Your task is to output the listing exactly, leaving every image out.

Source material.
═══

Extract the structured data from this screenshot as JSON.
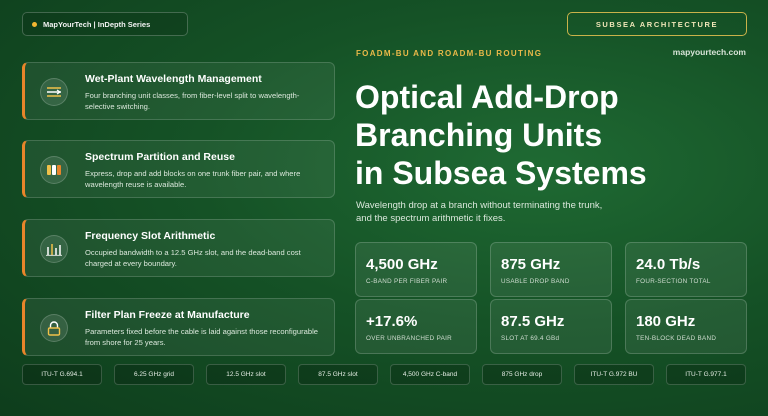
{
  "header": {
    "series_label": "MapYourTech | InDepth Series",
    "badge": "SUBSEA ARCHITECTURE"
  },
  "cards": [
    {
      "title": "Wet-Plant Wavelength Management",
      "desc": "Four branching unit classes, from fiber-level split to wavelength-selective switching.",
      "icon": "wavelength-lines-icon"
    },
    {
      "title": "Spectrum Partition and Reuse",
      "desc": "Express, drop and add blocks on one trunk fiber pair, and where wavelength reuse is available.",
      "icon": "spectrum-blocks-icon"
    },
    {
      "title": "Frequency Slot Arithmetic",
      "desc": "Occupied bandwidth to a 12.5 GHz slot, and the dead-band cost charged at every boundary.",
      "icon": "bar-chart-icon"
    },
    {
      "title": "Filter Plan Freeze at Manufacture",
      "desc": "Parameters fixed before the cable is laid against those reconfigurable from shore for 25 years.",
      "icon": "lock-icon"
    }
  ],
  "hero": {
    "kicker": "FOADM-BU AND ROADM-BU ROUTING",
    "site": "mapyourtech.com",
    "title_lines": [
      "Optical Add-Drop",
      "Branching Units",
      "in Subsea Systems"
    ],
    "subtitle": "Wavelength drop at a branch without terminating the trunk, and the spectrum arithmetic it fixes."
  },
  "stats": [
    {
      "value": "4,500 GHz",
      "label": "C-BAND PER FIBER PAIR"
    },
    {
      "value": "875 GHz",
      "label": "USABLE DROP BAND"
    },
    {
      "value": "24.0 Tb/s",
      "label": "FOUR-SECTION TOTAL"
    },
    {
      "value": "+17.6%",
      "label": "OVER UNBRANCHED PAIR"
    },
    {
      "value": "87.5 GHz",
      "label": "SLOT AT 69.4 GBd"
    },
    {
      "value": "180 GHz",
      "label": "TEN-BLOCK DEAD BAND"
    }
  ],
  "tags": [
    "ITU-T G.694.1",
    "6.25 GHz grid",
    "12.5 GHz slot",
    "87.5 GHz slot",
    "4,500 GHz C-band",
    "875 GHz drop",
    "ITU-T G.972 BU",
    "ITU-T G.977.1"
  ],
  "colors": {
    "accent_orange": "#e8852a",
    "accent_gold": "#e9b949",
    "background_green": "#155226"
  }
}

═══

Reply to the task.
Extract the structured data from this screenshot as JSON.
{
  "header": {
    "series_label": "MapYourTech | InDepth Series",
    "badge": "SUBSEA ARCHITECTURE"
  },
  "cards": [
    {
      "title": "Wet-Plant Wavelength Management",
      "desc": "Four branching unit classes, from fiber-level split to wavelength-selective switching.",
      "icon": "wavelength-lines-icon"
    },
    {
      "title": "Spectrum Partition and Reuse",
      "desc": "Express, drop and add blocks on one trunk fiber pair, and where wavelength reuse is available.",
      "icon": "spectrum-blocks-icon"
    },
    {
      "title": "Frequency Slot Arithmetic",
      "desc": "Occupied bandwidth to a 12.5 GHz slot, and the dead-band cost charged at every boundary.",
      "icon": "bar-chart-icon"
    },
    {
      "title": "Filter Plan Freeze at Manufacture",
      "desc": "Parameters fixed before the cable is laid against those reconfigurable from shore for 25 years.",
      "icon": "lock-icon"
    }
  ],
  "hero": {
    "kicker": "FOADM-BU AND ROADM-BU ROUTING",
    "site": "mapyourtech.com",
    "title_lines": [
      "Optical Add-Drop",
      "Branching Units",
      "in Subsea Systems"
    ],
    "subtitle": "Wavelength drop at a branch without terminating the trunk, and the spectrum arithmetic it fixes."
  },
  "stats": [
    {
      "value": "4,500 GHz",
      "label": "C-BAND PER FIBER PAIR"
    },
    {
      "value": "875 GHz",
      "label": "USABLE DROP BAND"
    },
    {
      "value": "24.0 Tb/s",
      "label": "FOUR-SECTION TOTAL"
    },
    {
      "value": "+17.6%",
      "label": "OVER UNBRANCHED PAIR"
    },
    {
      "value": "87.5 GHz",
      "label": "SLOT AT 69.4 GBd"
    },
    {
      "value": "180 GHz",
      "label": "TEN-BLOCK DEAD BAND"
    }
  ],
  "tags": [
    "ITU-T G.694.1",
    "6.25 GHz grid",
    "12.5 GHz slot",
    "87.5 GHz slot",
    "4,500 GHz C-band",
    "875 GHz drop",
    "ITU-T G.972 BU",
    "ITU-T G.977.1"
  ],
  "colors": {
    "accent_orange": "#e8852a",
    "accent_gold": "#e9b949",
    "background_green": "#155226"
  }
}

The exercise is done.